» WORK INSTRUCTIONS
In your answer, repeat each line of the data exactly.

Element data from apps and pages

*-*-*

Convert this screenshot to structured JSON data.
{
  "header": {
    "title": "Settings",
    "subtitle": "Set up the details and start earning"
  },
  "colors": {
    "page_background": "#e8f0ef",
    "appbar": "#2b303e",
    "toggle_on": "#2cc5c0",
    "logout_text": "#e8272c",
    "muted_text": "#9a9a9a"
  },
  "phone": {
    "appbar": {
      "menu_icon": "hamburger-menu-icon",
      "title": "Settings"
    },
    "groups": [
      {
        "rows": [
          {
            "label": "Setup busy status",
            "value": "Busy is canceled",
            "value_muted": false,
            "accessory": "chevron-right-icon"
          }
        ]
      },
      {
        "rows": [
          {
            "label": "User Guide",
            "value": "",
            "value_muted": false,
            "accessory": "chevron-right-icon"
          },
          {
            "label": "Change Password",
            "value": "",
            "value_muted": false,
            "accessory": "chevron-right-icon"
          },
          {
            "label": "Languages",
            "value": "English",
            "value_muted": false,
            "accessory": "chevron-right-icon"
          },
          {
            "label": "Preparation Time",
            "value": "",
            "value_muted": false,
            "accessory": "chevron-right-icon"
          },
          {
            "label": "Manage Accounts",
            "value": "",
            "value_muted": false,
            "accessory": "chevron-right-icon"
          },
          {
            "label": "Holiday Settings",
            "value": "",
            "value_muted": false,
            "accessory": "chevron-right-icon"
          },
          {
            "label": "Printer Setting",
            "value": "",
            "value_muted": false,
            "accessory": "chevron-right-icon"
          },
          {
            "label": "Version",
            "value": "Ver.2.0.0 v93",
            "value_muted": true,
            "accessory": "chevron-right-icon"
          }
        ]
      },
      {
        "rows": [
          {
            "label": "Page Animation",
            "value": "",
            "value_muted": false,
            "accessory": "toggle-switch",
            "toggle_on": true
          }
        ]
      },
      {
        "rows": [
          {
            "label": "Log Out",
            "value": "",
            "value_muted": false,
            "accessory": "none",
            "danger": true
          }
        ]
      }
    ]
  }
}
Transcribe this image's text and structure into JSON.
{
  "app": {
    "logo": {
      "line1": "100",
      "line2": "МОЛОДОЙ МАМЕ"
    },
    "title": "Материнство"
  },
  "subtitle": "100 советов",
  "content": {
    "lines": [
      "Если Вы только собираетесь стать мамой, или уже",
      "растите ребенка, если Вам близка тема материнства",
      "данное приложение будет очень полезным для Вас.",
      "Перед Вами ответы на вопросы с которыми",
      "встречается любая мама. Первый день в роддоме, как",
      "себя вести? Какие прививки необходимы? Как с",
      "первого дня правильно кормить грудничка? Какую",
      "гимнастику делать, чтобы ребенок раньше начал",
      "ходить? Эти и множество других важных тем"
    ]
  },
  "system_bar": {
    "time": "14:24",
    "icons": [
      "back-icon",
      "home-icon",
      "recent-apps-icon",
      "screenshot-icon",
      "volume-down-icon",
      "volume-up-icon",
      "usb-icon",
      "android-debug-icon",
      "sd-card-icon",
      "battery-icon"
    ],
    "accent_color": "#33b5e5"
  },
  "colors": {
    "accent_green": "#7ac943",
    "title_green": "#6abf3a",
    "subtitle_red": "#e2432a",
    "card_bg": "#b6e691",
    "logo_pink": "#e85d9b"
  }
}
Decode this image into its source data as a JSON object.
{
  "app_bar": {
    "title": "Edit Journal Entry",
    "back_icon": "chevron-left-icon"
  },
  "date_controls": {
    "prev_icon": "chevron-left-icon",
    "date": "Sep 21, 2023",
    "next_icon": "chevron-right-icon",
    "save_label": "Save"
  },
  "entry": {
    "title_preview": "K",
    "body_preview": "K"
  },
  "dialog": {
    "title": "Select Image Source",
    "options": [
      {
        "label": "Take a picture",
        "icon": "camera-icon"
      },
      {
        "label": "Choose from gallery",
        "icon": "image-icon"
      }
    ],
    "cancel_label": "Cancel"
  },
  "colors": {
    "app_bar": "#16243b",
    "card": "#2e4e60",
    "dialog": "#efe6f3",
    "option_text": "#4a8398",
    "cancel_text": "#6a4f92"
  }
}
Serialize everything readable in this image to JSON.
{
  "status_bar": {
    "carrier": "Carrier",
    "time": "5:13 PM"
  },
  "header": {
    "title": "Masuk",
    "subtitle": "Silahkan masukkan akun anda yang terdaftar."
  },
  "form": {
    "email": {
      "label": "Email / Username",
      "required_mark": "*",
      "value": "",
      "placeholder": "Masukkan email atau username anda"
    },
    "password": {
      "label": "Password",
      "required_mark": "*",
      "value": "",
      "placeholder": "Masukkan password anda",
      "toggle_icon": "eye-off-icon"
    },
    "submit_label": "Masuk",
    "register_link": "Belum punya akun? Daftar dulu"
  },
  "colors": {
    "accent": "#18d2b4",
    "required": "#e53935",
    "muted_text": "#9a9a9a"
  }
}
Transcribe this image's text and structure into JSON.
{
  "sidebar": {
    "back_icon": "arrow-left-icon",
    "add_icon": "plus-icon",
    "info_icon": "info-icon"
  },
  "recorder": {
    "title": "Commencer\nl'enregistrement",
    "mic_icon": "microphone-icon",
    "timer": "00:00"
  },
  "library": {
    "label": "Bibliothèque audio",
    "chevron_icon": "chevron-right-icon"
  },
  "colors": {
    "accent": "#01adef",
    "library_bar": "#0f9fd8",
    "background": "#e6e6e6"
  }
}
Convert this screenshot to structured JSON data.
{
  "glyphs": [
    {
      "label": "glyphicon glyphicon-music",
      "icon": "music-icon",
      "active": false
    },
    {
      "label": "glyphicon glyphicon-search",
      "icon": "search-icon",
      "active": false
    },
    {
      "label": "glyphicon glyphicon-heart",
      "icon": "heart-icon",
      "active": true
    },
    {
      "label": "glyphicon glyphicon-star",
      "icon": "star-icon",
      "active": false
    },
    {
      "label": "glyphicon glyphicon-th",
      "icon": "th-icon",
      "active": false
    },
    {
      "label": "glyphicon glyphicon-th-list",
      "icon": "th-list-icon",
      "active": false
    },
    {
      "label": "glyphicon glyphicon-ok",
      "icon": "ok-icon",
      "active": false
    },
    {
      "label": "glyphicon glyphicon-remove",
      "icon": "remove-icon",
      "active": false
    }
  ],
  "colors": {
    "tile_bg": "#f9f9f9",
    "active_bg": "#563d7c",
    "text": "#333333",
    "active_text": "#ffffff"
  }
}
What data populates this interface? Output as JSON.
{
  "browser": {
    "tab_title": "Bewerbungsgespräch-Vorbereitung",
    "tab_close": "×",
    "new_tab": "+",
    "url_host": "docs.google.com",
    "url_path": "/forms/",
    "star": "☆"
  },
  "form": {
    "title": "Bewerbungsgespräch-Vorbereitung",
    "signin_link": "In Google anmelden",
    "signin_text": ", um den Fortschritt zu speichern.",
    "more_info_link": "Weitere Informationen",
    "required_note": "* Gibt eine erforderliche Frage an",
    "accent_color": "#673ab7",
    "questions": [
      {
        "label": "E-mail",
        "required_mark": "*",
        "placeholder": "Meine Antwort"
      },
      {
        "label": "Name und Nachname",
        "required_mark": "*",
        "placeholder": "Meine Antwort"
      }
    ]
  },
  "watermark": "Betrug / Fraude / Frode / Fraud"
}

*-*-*

» ANSWER FOR THIS EXERCISE
Convert this screenshot to structured JSON data.
{
  "header": {
    "title": "Settings",
    "subtitle": "Set up the details and start earning"
  },
  "colors": {
    "page_background": "#e8f0ef",
    "appbar": "#2b303e",
    "toggle_on": "#2cc5c0",
    "logout_text": "#e8272c",
    "muted_text": "#9a9a9a"
  },
  "phone": {
    "appbar": {
      "menu_icon": "hamburger-menu-icon",
      "title": "Settings"
    },
    "groups": [
      {
        "rows": [
          {
            "label": "Setup busy status",
            "value": "Busy is canceled",
            "value_muted": false,
            "accessory": "chevron-right-icon"
          }
        ]
      },
      {
        "rows": [
          {
            "label": "User Guide",
            "value": "",
            "value_muted": false,
            "accessory": "chevron-right-icon"
          },
          {
            "label": "Change Password",
            "value": "",
            "value_muted": false,
            "accessory": "chevron-right-icon"
          },
          {
            "label": "Languages",
            "value": "English",
            "value_muted": false,
            "accessory": "chevron-right-icon"
          },
          {
            "label": "Preparation Time",
            "value": "",
            "value_muted": false,
            "accessory": "chevron-right-icon"
          },
          {
            "label": "Manage Accounts",
            "value": "",
            "value_muted": false,
            "accessory": "chevron-right-icon"
          },
          {
            "label": "Holiday Settings",
            "value": "",
            "value_muted": false,
            "accessory": "chevron-right-icon"
          },
          {
            "label": "Printer Setting",
            "value": "",
            "value_muted": false,
            "accessory": "chevron-right-icon"
          },
          {
            "label": "Version",
            "value": "Ver.2.0.0 v93",
            "value_muted": true,
            "accessory": "chevron-right-icon"
          }
        ]
      },
      {
        "rows": [
          {
            "label": "Page Animation",
            "value": "",
            "value_muted": false,
            "accessory": "toggle-switch",
            "toggle_on": true
          }
        ]
      },
      {
        "rows": [
          {
            "label": "Log Out",
            "value": "",
            "value_muted": false,
            "accessory": "none",
            "danger": true
          }
        ]
      }
    ]
  }
}
Transcribe this image's text and structure into JSON.
{
  "app": {
    "logo": {
      "line1": "100",
      "line2": "МОЛОДОЙ МАМЕ"
    },
    "title": "Материнство"
  },
  "subtitle": "100 советов",
  "content": {
    "lines": [
      "Если Вы только собираетесь стать мамой, или уже",
      "растите ребенка, если Вам близка тема материнства",
      "данное приложение будет очень полезным для Вас.",
      "Перед Вами ответы на вопросы с которыми",
      "встречается любая мама. Первый день в роддоме, как",
      "себя вести? Какие прививки необходимы? Как с",
      "первого дня правильно кормить грудничка? Какую",
      "гимнастику делать, чтобы ребенок раньше начал",
      "ходить? Эти и множество других важных тем"
    ]
  },
  "system_bar": {
    "time": "14:24",
    "icons": [
      "back-icon",
      "home-icon",
      "recent-apps-icon",
      "screenshot-icon",
      "volume-down-icon",
      "volume-up-icon",
      "usb-icon",
      "android-debug-icon",
      "sd-card-icon",
      "battery-icon"
    ],
    "accent_color": "#33b5e5"
  },
  "colors": {
    "accent_green": "#7ac943",
    "title_green": "#6abf3a",
    "subtitle_red": "#e2432a",
    "card_bg": "#b6e691",
    "logo_pink": "#e85d9b"
  }
}
Decode this image into its source data as a JSON object.
{
  "app_bar": {
    "title": "Edit Journal Entry",
    "back_icon": "chevron-left-icon"
  },
  "date_controls": {
    "prev_icon": "chevron-left-icon",
    "date": "Sep 21, 2023",
    "next_icon": "chevron-right-icon",
    "save_label": "Save"
  },
  "entry": {
    "title_preview": "K",
    "body_preview": "K"
  },
  "dialog": {
    "title": "Select Image Source",
    "options": [
      {
        "label": "Take a picture",
        "icon": "camera-icon"
      },
      {
        "label": "Choose from gallery",
        "icon": "image-icon"
      }
    ],
    "cancel_label": "Cancel"
  },
  "colors": {
    "app_bar": "#16243b",
    "card": "#2e4e60",
    "dialog": "#efe6f3",
    "option_text": "#4a8398",
    "cancel_text": "#6a4f92"
  }
}
Serialize everything readable in this image to JSON.
{
  "status_bar": {
    "carrier": "Carrier",
    "time": "5:13 PM"
  },
  "header": {
    "title": "Masuk",
    "subtitle": "Silahkan masukkan akun anda yang terdaftar."
  },
  "form": {
    "email": {
      "label": "Email / Username",
      "required_mark": "*",
      "value": "",
      "placeholder": "Masukkan email atau username anda"
    },
    "password": {
      "label": "Password",
      "required_mark": "*",
      "value": "",
      "placeholder": "Masukkan password anda",
      "toggle_icon": "eye-off-icon"
    },
    "submit_label": "Masuk",
    "register_link": "Belum punya akun? Daftar dulu"
  },
  "colors": {
    "accent": "#18d2b4",
    "required": "#e53935",
    "muted_text": "#9a9a9a"
  }
}
Transcribe this image's text and structure into JSON.
{
  "sidebar": {
    "back_icon": "arrow-left-icon",
    "add_icon": "plus-icon",
    "info_icon": "info-icon"
  },
  "recorder": {
    "title": "Commencer\nl'enregistrement",
    "mic_icon": "microphone-icon",
    "timer": "00:00"
  },
  "library": {
    "label": "Bibliothèque audio",
    "chevron_icon": "chevron-right-icon"
  },
  "colors": {
    "accent": "#01adef",
    "library_bar": "#0f9fd8",
    "background": "#e6e6e6"
  }
}
Convert this screenshot to structured JSON data.
{
  "glyphs": [
    {
      "label": "glyphicon glyphicon-music",
      "icon": "music-icon",
      "active": false
    },
    {
      "label": "glyphicon glyphicon-search",
      "icon": "search-icon",
      "active": false
    },
    {
      "label": "glyphicon glyphicon-heart",
      "icon": "heart-icon",
      "active": true
    },
    {
      "label": "glyphicon glyphicon-star",
      "icon": "star-icon",
      "active": false
    },
    {
      "label": "glyphicon glyphicon-th",
      "icon": "th-icon",
      "active": false
    },
    {
      "label": "glyphicon glyphicon-th-list",
      "icon": "th-list-icon",
      "active": false
    },
    {
      "label": "glyphicon glyphicon-ok",
      "icon": "ok-icon",
      "active": false
    },
    {
      "label": "glyphicon glyphicon-remove",
      "icon": "remove-icon",
      "active": false
    }
  ],
  "colors": {
    "tile_bg": "#f9f9f9",
    "active_bg": "#563d7c",
    "text": "#333333",
    "active_text": "#ffffff"
  }
}
What data populates this interface? Output as JSON.
{
  "browser": {
    "tab_title": "Bewerbungsgespräch-Vorbereitung",
    "tab_close": "×",
    "new_tab": "+",
    "url_host": "docs.google.com",
    "url_path": "/forms/",
    "star": "☆"
  },
  "form": {
    "title": "Bewerbungsgespräch-Vorbereitung",
    "signin_link": "In Google anmelden",
    "signin_text": ", um den Fortschritt zu speichern.",
    "more_info_link": "Weitere Informationen",
    "required_note": "* Gibt eine erforderliche Frage an",
    "accent_color": "#673ab7",
    "questions": [
      {
        "label": "E-mail",
        "required_mark": "*",
        "placeholder": "Meine Antwort"
      },
      {
        "label": "Name und Nachname",
        "required_mark": "*",
        "placeholder": "Meine Antwort"
      }
    ]
  },
  "watermark": "Betrug / Fraude / Frode / Fraud"
}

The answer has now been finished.